You may also be interested in the following: barbara norris: leading change in the general surgery unit, barbara norris

“Shaving” By Leslie Norris – TAH Essay

The History of the Dividing Line Essay

The History of the Dividing Line Essay.

The History of the Dividing Line is an account of the surveying trip that William Byrd led to draw the boundary line between Virginia and North Carolina. The History of the Dividing Line is a story about the early travelers’ journey to America. In this story, Byrd is writing about the early travelers coming to America. The romantic quality of his writing left the History without a greater context until the nineteenth century when the Romantic Movement began. This single text, and its treatment through the ages, represents the perception of the American wilderness as a concept, both at home and abroad, over the span of three centuries.

In this essay, I would be discussing the summary of The History of the Dividing Line.

The History of the Dividing Line is based on account from Byrd’s journal. It also reveals the dichotomy of his own identity as well as his perception of America and the American wilderness. When I examined the text, it was possible to see the relationship between Byrd’s colonial views of the wilderness and his more progressive appreciation and even celebration of the wilderness.

It shows how they present the American idea of trust, which evolved to become a concept where people respect God, each other, and authority.

On March 14, before nine o’clock in the morning, the early travelers were getting packed and ready to go on their journey through the wilderness. The early travelers were weighed down with heavy backpacks on their back. “Besides their luggage at their backs, they were obliged to measure the distance, mark the trees, and clear the way for the surveyors every step they went.” There was a moment when they got a chance to relax and enjoy their accomplishments. They were also traveling for a very long time but the weather was nice and warm.

The pioneers not only feared and resented the wilderness but they felt that the “conquest” of the American wilderness was a necessary part of the process of civilization. The settlers’ lives were so closely connected to the wilderness that they were unable to distance themselves from it enough to appreciate it. The pre-modern pioneers were tightly bound to the natural world around them. The length of their days and the activities in which they were able to engage were dictated by the weather, the temperature and the time of year- all forces over which they had no control.

Furthermore, the settlers had to forge their homes from the resources available in the wilderness around them. In domesticating the wilderness and destroying the wild quality of the land around them the pioneers felt that they were exerting a limited amount of control over their situation. The cultivation and taming of this wild land reassured the settlers that they were not totally helpless in the wilderness and eased their minds about the forces of evil they suspected were lurking within its boundaries.

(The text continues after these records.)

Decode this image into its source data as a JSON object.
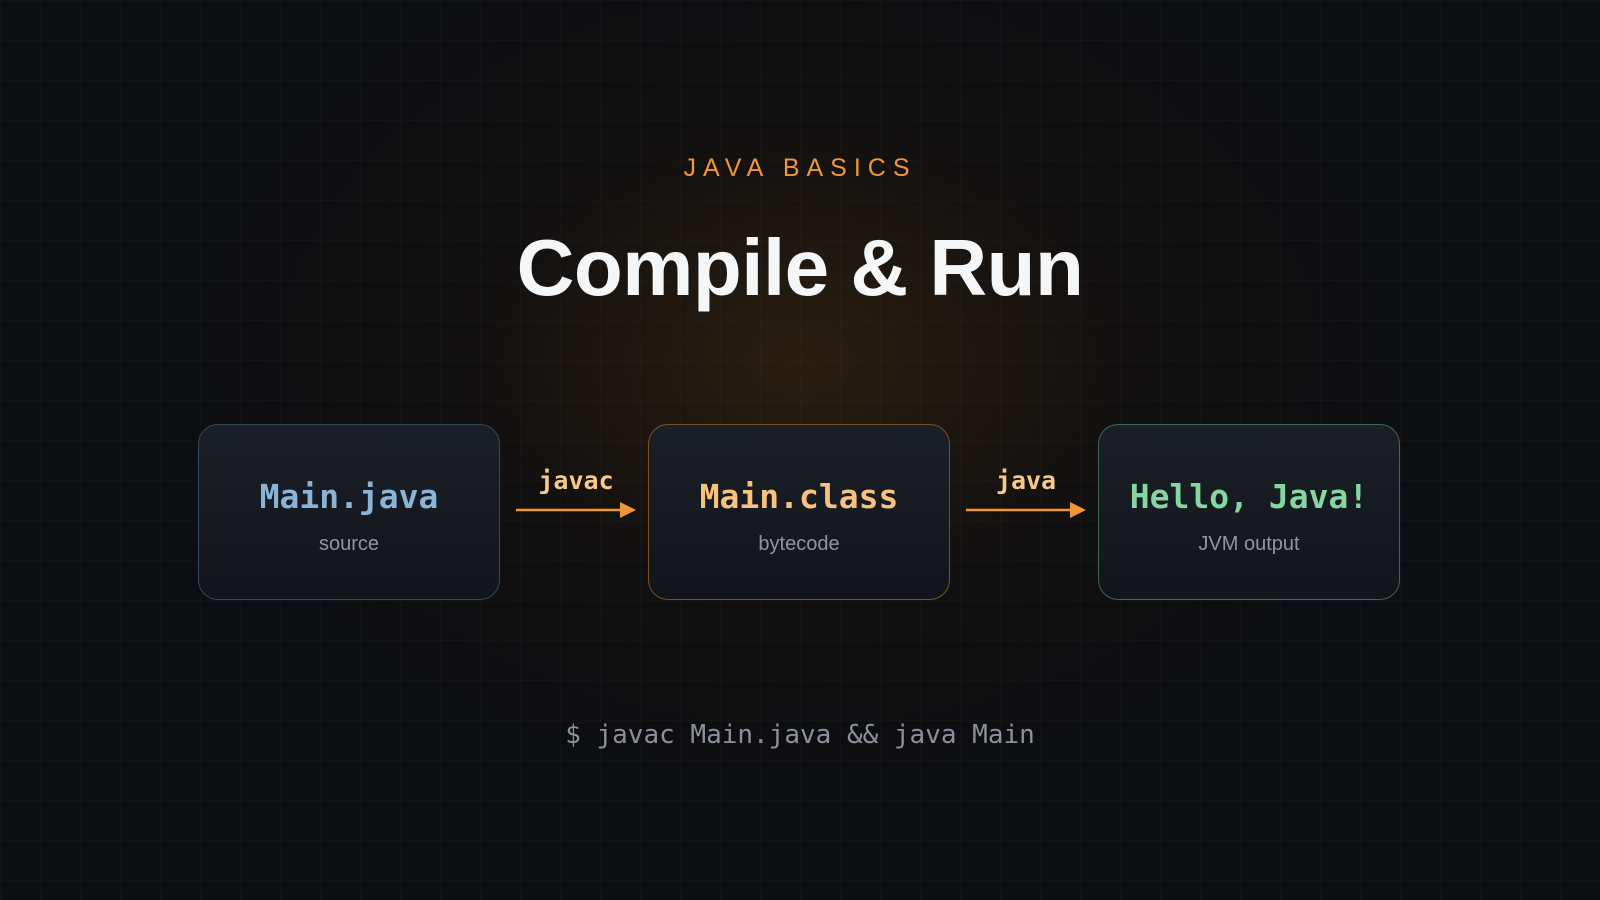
{
  "header": {
    "eyebrow": "JAVA BASICS",
    "title": "Compile & Run"
  },
  "pipeline": {
    "nodes": [
      {
        "name": "Main.java",
        "caption": "source",
        "color": "#8ab4d6",
        "border_color": "#34495c"
      },
      {
        "name": "Main.class",
        "caption": "bytecode",
        "color": "#f7c27d",
        "border_color": "#7d5223"
      },
      {
        "name": "Hello, Java!",
        "caption": "JVM output",
        "color": "#86d6a2",
        "border_color": "#3c6a53"
      }
    ],
    "edges": [
      {
        "label": "javac",
        "from": "Main.java",
        "to": "Main.class",
        "icon": "arrow-right-icon"
      },
      {
        "label": "java",
        "from": "Main.class",
        "to": "Hello, Java!",
        "icon": "arrow-right-icon"
      }
    ],
    "arrow_color": "#f0963a"
  },
  "footer": {
    "command": "$ javac Main.java && java Main"
  }
}
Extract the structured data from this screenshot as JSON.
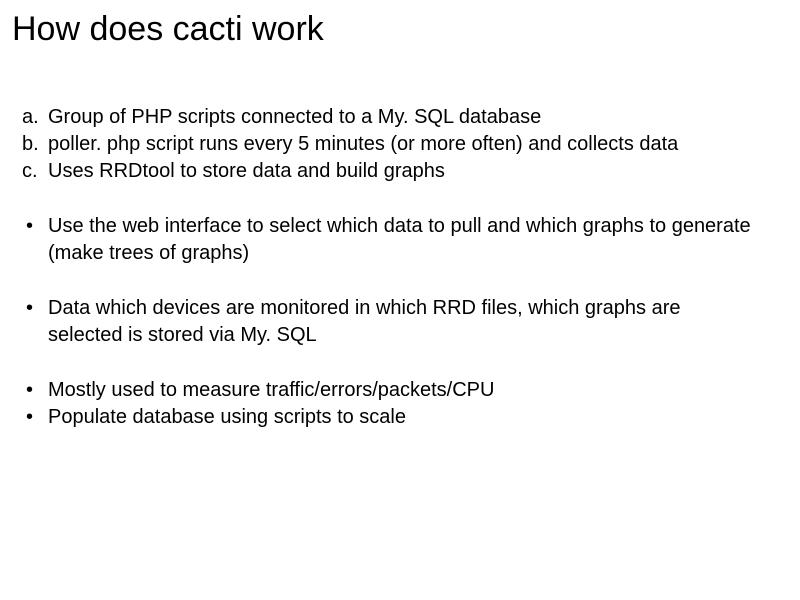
{
  "title": "How does cacti work",
  "ordered": [
    {
      "marker": "a.",
      "text": "Group of PHP scripts connected to a My. SQL database"
    },
    {
      "marker": "b.",
      "text": "poller. php script runs every 5 minutes (or more often) and collects data"
    },
    {
      "marker": "c.",
      "text": "Uses RRDtool to store data and build graphs"
    }
  ],
  "bullets": {
    "group1": [
      "Use the web interface to select which data to pull and which graphs to generate (make trees of graphs)"
    ],
    "group2": [
      "Data which devices are monitored in which RRD files, which graphs are selected is stored via My. SQL"
    ],
    "group3": [
      "Mostly used to measure traffic/errors/packets/CPU",
      "Populate database using scripts to scale"
    ]
  }
}
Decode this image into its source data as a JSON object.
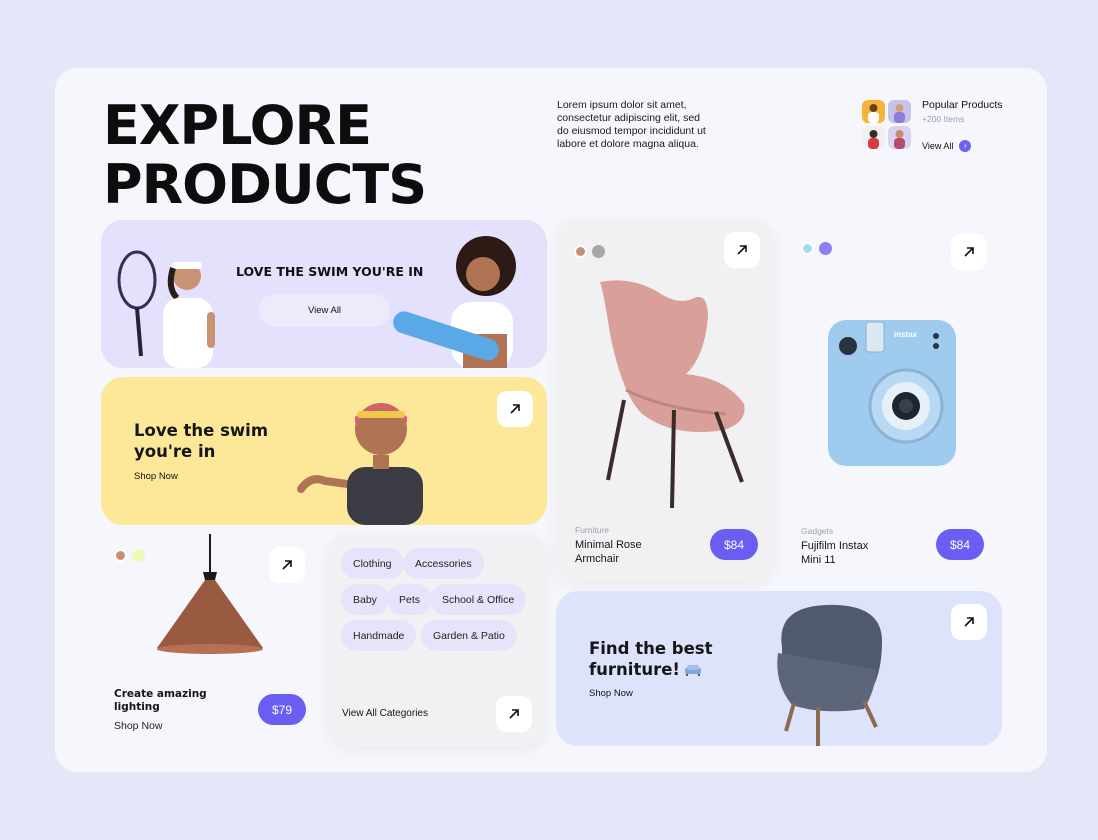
{
  "header": {
    "title_line1": "EXPLORE",
    "title_line2": "PRODUCTS",
    "description": "Lorem ipsum dolor sit amet, consectetur adipiscing elit, sed do eiusmod tempor incididunt ut labore et dolore magna aliqua."
  },
  "popular": {
    "title": "Popular Products",
    "count": "+200 Items",
    "view_all": "View All"
  },
  "banner_swim": {
    "heading": "LOVE THE SWIM YOU'RE IN",
    "button": "View All"
  },
  "promo_yellow": {
    "heading_line1": "Love the swim",
    "heading_line2": "you're in",
    "link": "Shop Now"
  },
  "chair_product": {
    "category": "Furniture",
    "name_line1": "Minimal Rose",
    "name_line2": "Armchair",
    "price": "$84",
    "swatches": [
      "#c98f76",
      "#a7a7a7"
    ]
  },
  "camera_product": {
    "category": "Gadgets",
    "name_line1": "Fujifilm Instax",
    "name_line2": "Mini 11",
    "price": "$84",
    "brand_text": "instax",
    "swatches": [
      "#a8d8f0",
      "#8c7ef3"
    ]
  },
  "lamp_product": {
    "name_line1": "Create amazing",
    "name_line2": "lighting",
    "link": "Shop Now",
    "price": "$79",
    "swatches": [
      "#c98f76",
      "#eafcb8"
    ]
  },
  "categories": {
    "chips": [
      "Clothing",
      "Accessories",
      "Baby",
      "Pets",
      "School & Office",
      "Handmade",
      "Garden & Patio"
    ],
    "view_all": "View All Categories"
  },
  "furniture_banner": {
    "heading_line1": "Find the best",
    "heading_line2": "furniture!",
    "link": "Shop Now"
  },
  "colors": {
    "accent": "#6a5df1",
    "panel": "#f6f7fc",
    "page_bg": "#e3e7f7",
    "lavender": "#e6e4fb",
    "yellow": "#fde99b",
    "blue_banner": "#dde3fb"
  }
}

William Byrd’s experiences on this expedition served as the factual basis for his History of the Dividing Line. The History of the Dividing Line was based on an account from his journal. His journal was discussing his whole experience in the wilderness. It was also discussing all the obstacles he had to go through during the journey. In this essay, I discussed the summary of The History of the Dividing Line.

The History of the Dividing Line Essay